YOUR GOAL> Give the listing again, word for word, and let no picture into it.

WORKING DATA>

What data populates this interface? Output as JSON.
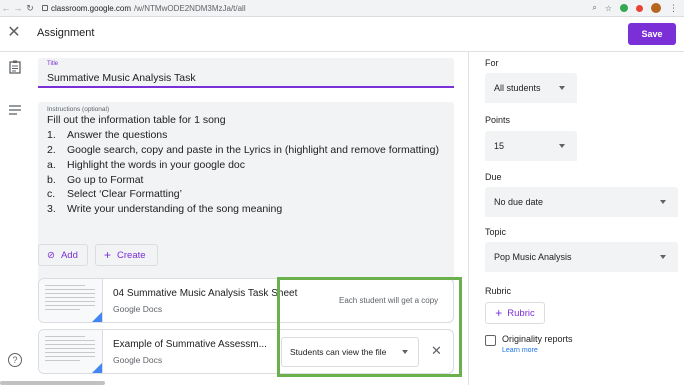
{
  "browser": {
    "url_host": "classroom.google.com",
    "url_path": "/w/NTMwODE2NDM3MzJa/t/all"
  },
  "header": {
    "title": "Assignment",
    "save_label": "Save"
  },
  "form": {
    "title_label": "Title",
    "title_value": "Summative Music Analysis Task",
    "instructions_label": "Instructions (optional)",
    "instructions": [
      {
        "num": "",
        "text": "Fill out the information table for 1 song"
      },
      {
        "num": "1.",
        "text": "Answer the questions"
      },
      {
        "num": "2.",
        "text": "Google search, copy and paste in the Lyrics in (highlight and remove formatting)"
      },
      {
        "num": "a.",
        "text": "Highlight the words in your google doc"
      },
      {
        "num": "b.",
        "text": "Go up to Format"
      },
      {
        "num": "c.",
        "text": "Select ‘Clear Formatting’"
      },
      {
        "num": "3.",
        "text": "Write your understanding of the song meaning"
      }
    ],
    "add_label": "Add",
    "create_label": "Create"
  },
  "attachments": [
    {
      "name": "04 Summative Music Analysis Task Sheet",
      "type": "Google Docs",
      "share": "Each student will get a copy"
    },
    {
      "name": "Example of Summative Assessm...",
      "type": "Google Docs",
      "share": "Students can view the file"
    }
  ],
  "side": {
    "for_label": "For",
    "for_value": "All students",
    "points_label": "Points",
    "points_value": "15",
    "due_label": "Due",
    "due_value": "No due date",
    "topic_label": "Topic",
    "topic_value": "Pop Music Analysis",
    "rubric_label": "Rubric",
    "rubric_button": "Rubric",
    "originality_label": "Originality reports",
    "learn_more": "Learn more"
  },
  "colors": {
    "accent": "#7b2fd6",
    "highlight_box": "#6ab04c",
    "docs_blue": "#4285f4"
  }
}
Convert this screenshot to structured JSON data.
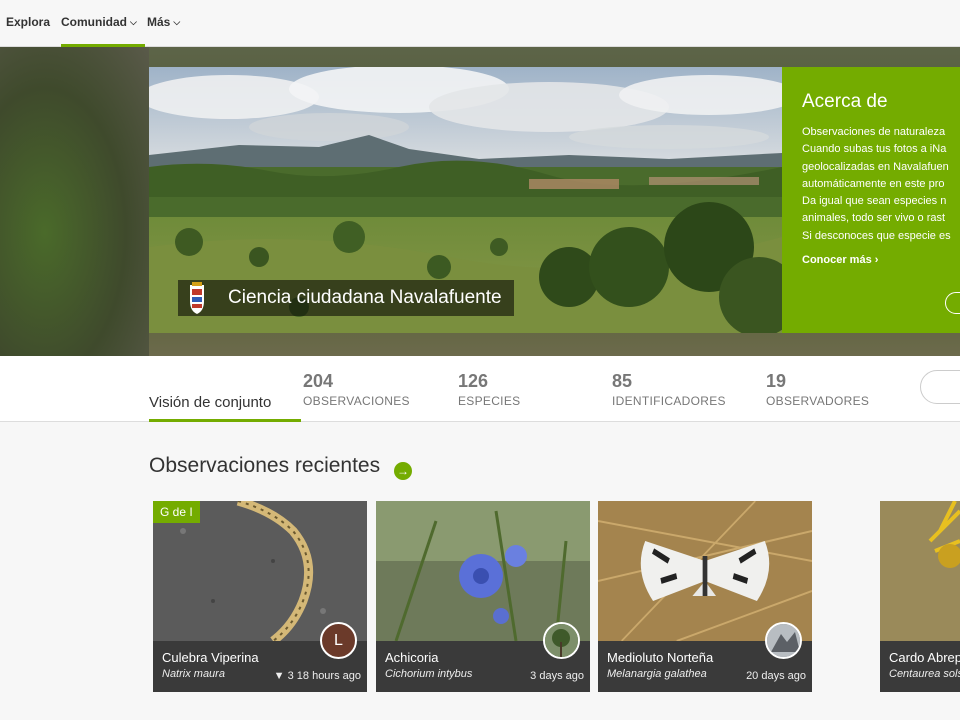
{
  "nav": {
    "items": [
      {
        "label": "Explora",
        "has_menu": false
      },
      {
        "label": "Comunidad",
        "has_menu": true,
        "active": true
      },
      {
        "label": "Más",
        "has_menu": true
      }
    ]
  },
  "project": {
    "title": "Ciencia ciudadana Navalafuente"
  },
  "about": {
    "title": "Acerca de",
    "lines": [
      "Observaciones de naturaleza",
      "Cuando subas tus fotos a iNa",
      "geolocalizadas en Navalafuen",
      "automáticamente en este pro",
      "Da igual que sean especies n",
      "animales, todo ser vivo o rast",
      "Si desconoces que especie es"
    ],
    "more_link": "Conocer más ›"
  },
  "stats": {
    "overview_tab": "Visión de conjunto",
    "items": [
      {
        "value": "204",
        "label": "OBSERVACIONES"
      },
      {
        "value": "126",
        "label": "ESPECIES"
      },
      {
        "value": "85",
        "label": "IDENTIFICADORES"
      },
      {
        "value": "19",
        "label": "OBSERVADORES"
      }
    ]
  },
  "observations": {
    "heading": "Observaciones recientes",
    "arrow_icon": "arrow-right-circle-icon",
    "cards": [
      {
        "common": "Culebra Viperina",
        "scientific": "Natrix maura",
        "ids": "3",
        "time": "18 hours ago",
        "badge": "G de I",
        "avatar_letter": "L"
      },
      {
        "common": "Achicoria",
        "scientific": "Cichorium intybus",
        "time": "3 days ago"
      },
      {
        "common": "Medioluto Norteña",
        "scientific": "Melanargia galathea",
        "time": "20 days ago"
      },
      {
        "common": "Cardo Abrep",
        "scientific": "Centaurea sols",
        "time": ""
      }
    ]
  },
  "colors": {
    "accent": "#74ac00",
    "caption_bg": "#3a3a3a",
    "avatar_bg": "#6b3a2a"
  }
}
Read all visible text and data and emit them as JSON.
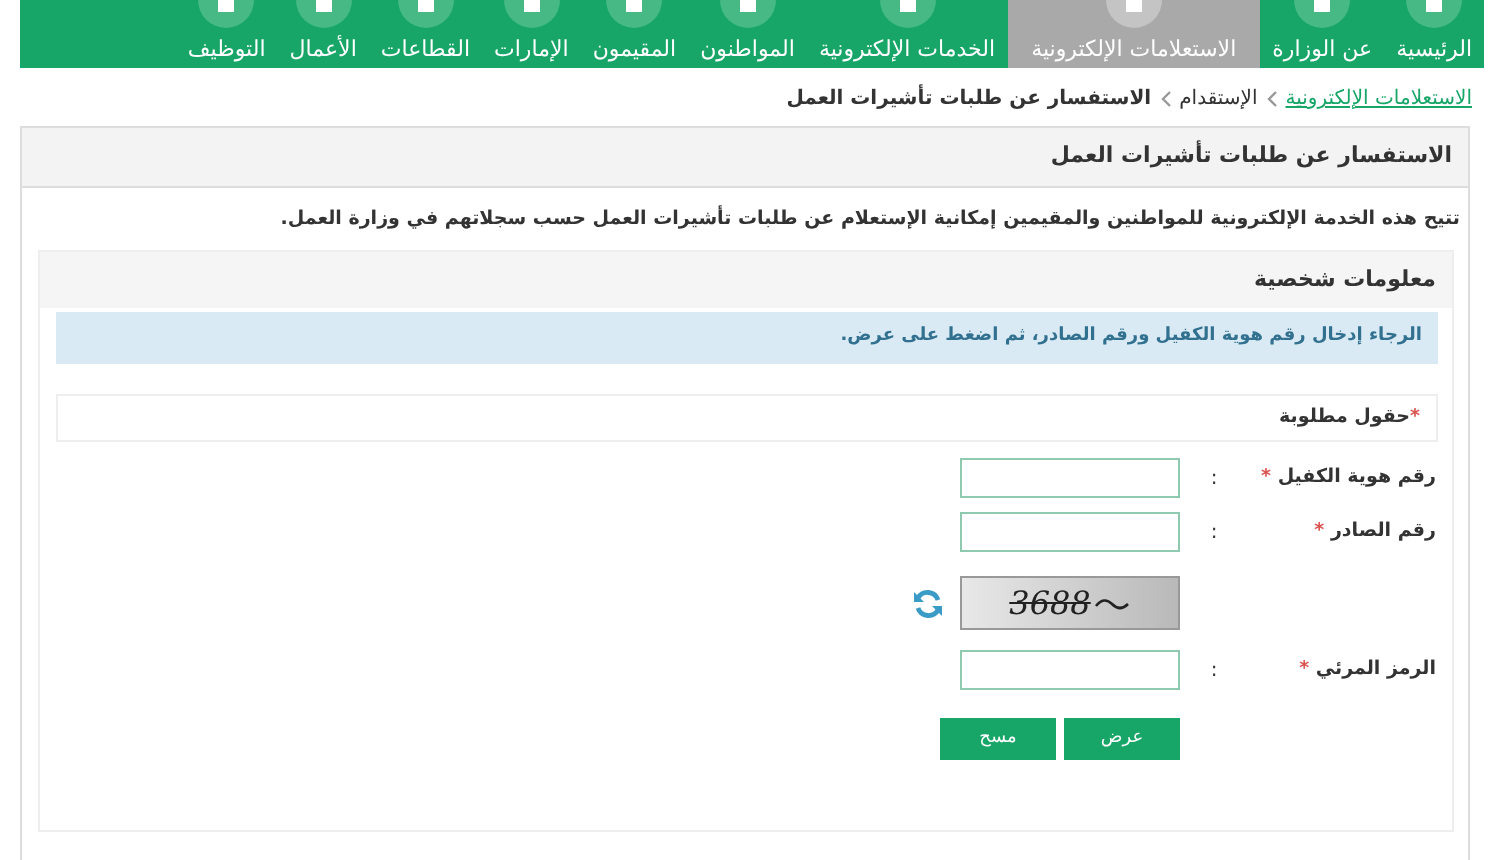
{
  "nav": {
    "items": [
      {
        "label": "الرئيسية",
        "selected": false
      },
      {
        "label": "عن الوزارة",
        "selected": false
      },
      {
        "label": "الاستعلامات الإلكترونية",
        "selected": true
      },
      {
        "label": "الخدمات الإلكترونية",
        "selected": false
      },
      {
        "label": "المواطنون",
        "selected": false
      },
      {
        "label": "المقيمون",
        "selected": false
      },
      {
        "label": "الإمارات",
        "selected": false
      },
      {
        "label": "القطاعات",
        "selected": false
      },
      {
        "label": "الأعمال",
        "selected": false
      },
      {
        "label": "التوظيف",
        "selected": false
      }
    ]
  },
  "breadcrumb": [
    {
      "text": "الاستعلامات الإلكترونية",
      "kind": "link"
    },
    {
      "text": "الإستقدام",
      "kind": "plain"
    },
    {
      "text": "الاستفسار عن طلبات تأشيرات العمل",
      "kind": "current"
    }
  ],
  "panel": {
    "title": "الاستفسار عن طلبات تأشيرات العمل",
    "description": "تتيح هذه الخدمة الإلكترونية للمواطنين والمقيمين إمكانية الإستعلام عن طلبات تأشيرات العمل حسب سجلاتهم في وزارة العمل.",
    "section": {
      "title": "معلومات شخصية",
      "alert": "الرجاء إدخال رقم هوية الكفيل ورقم الصادر، ثم اضغط على عرض.",
      "required_note": {
        "mark": "*",
        "text": "حقول مطلوبة"
      },
      "fields": [
        {
          "kind": "input",
          "label": "رقم هوية الكفيل",
          "mark": "*",
          "colon": ":"
        },
        {
          "kind": "input",
          "label": "رقم الصادر",
          "mark": "*",
          "colon": ":"
        },
        {
          "kind": "captcha",
          "code": "3688"
        },
        {
          "kind": "input",
          "label": "الرمز المرئي",
          "mark": "*",
          "colon": ":"
        }
      ],
      "buttons": [
        "عرض",
        "مسح"
      ]
    }
  }
}
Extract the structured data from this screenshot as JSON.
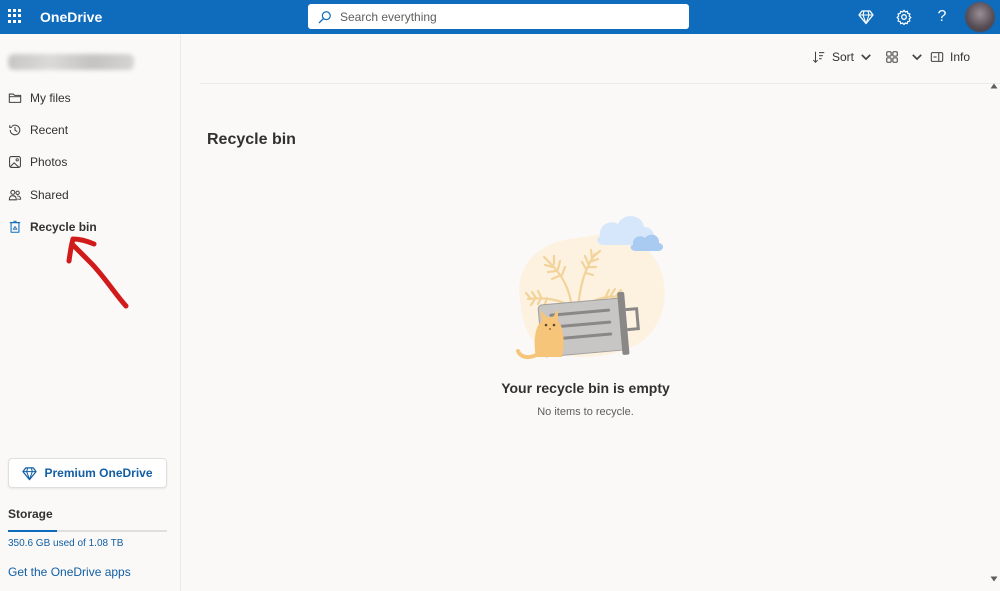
{
  "app": {
    "title": "OneDrive"
  },
  "search": {
    "placeholder": "Search everything"
  },
  "topbar": {
    "help_label": "?"
  },
  "sidebar": {
    "items": [
      {
        "label": "My files",
        "icon": "folder-icon"
      },
      {
        "label": "Recent",
        "icon": "history-icon"
      },
      {
        "label": "Photos",
        "icon": "image-icon"
      },
      {
        "label": "Shared",
        "icon": "people-icon"
      },
      {
        "label": "Recycle bin",
        "icon": "recycle-bin-icon",
        "active": true
      }
    ],
    "premium_label": "Premium OneDrive",
    "storage_title": "Storage",
    "storage_text": "350.6 GB used of 1.08 TB",
    "storage_fraction": 0.31,
    "apps_link": "Get the OneDrive apps"
  },
  "commandbar": {
    "sort_label": "Sort",
    "info_label": "Info"
  },
  "main": {
    "title": "Recycle bin",
    "empty_title": "Your recycle bin is empty",
    "empty_subtitle": "No items to recycle."
  },
  "colors": {
    "brand": "#0f6cbd",
    "link": "#115ea3",
    "annotation": "#d11a1a"
  }
}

WRITTEN RESPONSE>
What data populates this interface? Output as JSON.
{
  "browser": {
    "url_host": "classroom.google.com",
    "url_path": "/w/NTMwODE2NDM3MzJa/t/all"
  },
  "header": {
    "title": "Assignment",
    "save_label": "Save"
  },
  "form": {
    "title_label": "Title",
    "title_value": "Summative Music Analysis Task",
    "instructions_label": "Instructions (optional)",
    "instructions": [
      {
        "num": "",
        "text": "Fill out the information table for 1 song"
      },
      {
        "num": "1.",
        "text": "Answer the questions"
      },
      {
        "num": "2.",
        "text": "Google search, copy and paste in the Lyrics in (highlight and remove formatting)"
      },
      {
        "num": "a.",
        "text": "Highlight the words in your google doc"
      },
      {
        "num": "b.",
        "text": "Go up to Format"
      },
      {
        "num": "c.",
        "text": "Select ‘Clear Formatting’"
      },
      {
        "num": "3.",
        "text": "Write your understanding of the song meaning"
      }
    ],
    "add_label": "Add",
    "create_label": "Create"
  },
  "attachments": [
    {
      "name": "04 Summative Music Analysis Task Sheet",
      "type": "Google Docs",
      "share": "Each student will get a copy"
    },
    {
      "name": "Example of Summative Assessm...",
      "type": "Google Docs",
      "share": "Students can view the file"
    }
  ],
  "side": {
    "for_label": "For",
    "for_value": "All students",
    "points_label": "Points",
    "points_value": "15",
    "due_label": "Due",
    "due_value": "No due date",
    "topic_label": "Topic",
    "topic_value": "Pop Music Analysis",
    "rubric_label": "Rubric",
    "rubric_button": "Rubric",
    "originality_label": "Originality reports",
    "learn_more": "Learn more"
  },
  "colors": {
    "accent": "#7b2fd6",
    "highlight_box": "#6ab04c",
    "docs_blue": "#4285f4"
  }
}
Convert this screenshot to structured JSON data.
{
  "nav": {
    "items": [
      {
        "label": "Explora",
        "has_menu": false
      },
      {
        "label": "Comunidad",
        "has_menu": true,
        "active": true
      },
      {
        "label": "Más",
        "has_menu": true
      }
    ]
  },
  "project": {
    "title": "Ciencia ciudadana Navalafuente"
  },
  "about": {
    "title": "Acerca de",
    "lines": [
      "Observaciones de naturaleza",
      "Cuando subas tus fotos a iNa",
      "geolocalizadas en Navalafuen",
      "automáticamente en este pro",
      "Da igual que sean especies n",
      "animales, todo ser vivo o rast",
      "Si desconoces que especie es"
    ],
    "more_link": "Conocer más ›"
  },
  "stats": {
    "overview_tab": "Visión de conjunto",
    "items": [
      {
        "value": "204",
        "label": "OBSERVACIONES"
      },
      {
        "value": "126",
        "label": "ESPECIES"
      },
      {
        "value": "85",
        "label": "IDENTIFICADORES"
      },
      {
        "value": "19",
        "label": "OBSERVADORES"
      }
    ]
  },
  "observations": {
    "heading": "Observaciones recientes",
    "arrow_icon": "arrow-right-circle-icon",
    "cards": [
      {
        "common": "Culebra Viperina",
        "scientific": "Natrix maura",
        "ids": "3",
        "time": "18 hours ago",
        "badge": "G de I",
        "avatar_letter": "L"
      },
      {
        "common": "Achicoria",
        "scientific": "Cichorium intybus",
        "time": "3 days ago"
      },
      {
        "common": "Medioluto Norteña",
        "scientific": "Melanargia galathea",
        "time": "20 days ago"
      },
      {
        "common": "Cardo Abrep",
        "scientific": "Centaurea sols",
        "time": ""
      }
    ]
  },
  "colors": {
    "accent": "#74ac00",
    "caption_bg": "#3a3a3a",
    "avatar_bg": "#6b3a2a"
  }
}
Read all visible text and data and emit them as JSON.
{
  "nav": {
    "items": [
      {
        "label": "الرئيسية",
        "selected": false
      },
      {
        "label": "عن الوزارة",
        "selected": false
      },
      {
        "label": "الاستعلامات الإلكترونية",
        "selected": true
      },
      {
        "label": "الخدمات الإلكترونية",
        "selected": false
      },
      {
        "label": "المواطنون",
        "selected": false
      },
      {
        "label": "المقيمون",
        "selected": false
      },
      {
        "label": "الإمارات",
        "selected": false
      },
      {
        "label": "القطاعات",
        "selected": false
      },
      {
        "label": "الأعمال",
        "selected": false
      },
      {
        "label": "التوظيف",
        "selected": false
      }
    ]
  },
  "breadcrumb": [
    {
      "text": "الاستعلامات الإلكترونية",
      "kind": "link"
    },
    {
      "text": "الإستقدام",
      "kind": "plain"
    },
    {
      "text": "الاستفسار عن طلبات تأشيرات العمل",
      "kind": "current"
    }
  ],
  "panel": {
    "title": "الاستفسار عن طلبات تأشيرات العمل",
    "description": "تتيح هذه الخدمة الإلكترونية للمواطنين والمقيمين إمكانية الإستعلام عن طلبات تأشيرات العمل حسب سجلاتهم في وزارة العمل.",
    "section": {
      "title": "معلومات شخصية",
      "alert": "الرجاء إدخال رقم هوية الكفيل ورقم الصادر، ثم اضغط على عرض.",
      "required_note": {
        "mark": "*",
        "text": "حقول مطلوبة"
      },
      "fields": [
        {
          "kind": "input",
          "label": "رقم هوية الكفيل",
          "mark": "*",
          "colon": ":"
        },
        {
          "kind": "input",
          "label": "رقم الصادر",
          "mark": "*",
          "colon": ":"
        },
        {
          "kind": "captcha",
          "code": "3688"
        },
        {
          "kind": "input",
          "label": "الرمز المرئي",
          "mark": "*",
          "colon": ":"
        }
      ],
      "buttons": [
        "عرض",
        "مسح"
      ]
    }
  }
}
Extract the structured data from this screenshot as JSON.
{
  "app": {
    "title": "OneDrive"
  },
  "search": {
    "placeholder": "Search everything"
  },
  "topbar": {
    "help_label": "?"
  },
  "sidebar": {
    "items": [
      {
        "label": "My files",
        "icon": "folder-icon"
      },
      {
        "label": "Recent",
        "icon": "history-icon"
      },
      {
        "label": "Photos",
        "icon": "image-icon"
      },
      {
        "label": "Shared",
        "icon": "people-icon"
      },
      {
        "label": "Recycle bin",
        "icon": "recycle-bin-icon",
        "active": true
      }
    ],
    "premium_label": "Premium OneDrive",
    "storage_title": "Storage",
    "storage_text": "350.6 GB used of 1.08 TB",
    "storage_fraction": 0.31,
    "apps_link": "Get the OneDrive apps"
  },
  "commandbar": {
    "sort_label": "Sort",
    "info_label": "Info"
  },
  "main": {
    "title": "Recycle bin",
    "empty_title": "Your recycle bin is empty",
    "empty_subtitle": "No items to recycle."
  },
  "colors": {
    "brand": "#0f6cbd",
    "link": "#115ea3",
    "annotation": "#d11a1a"
  }
}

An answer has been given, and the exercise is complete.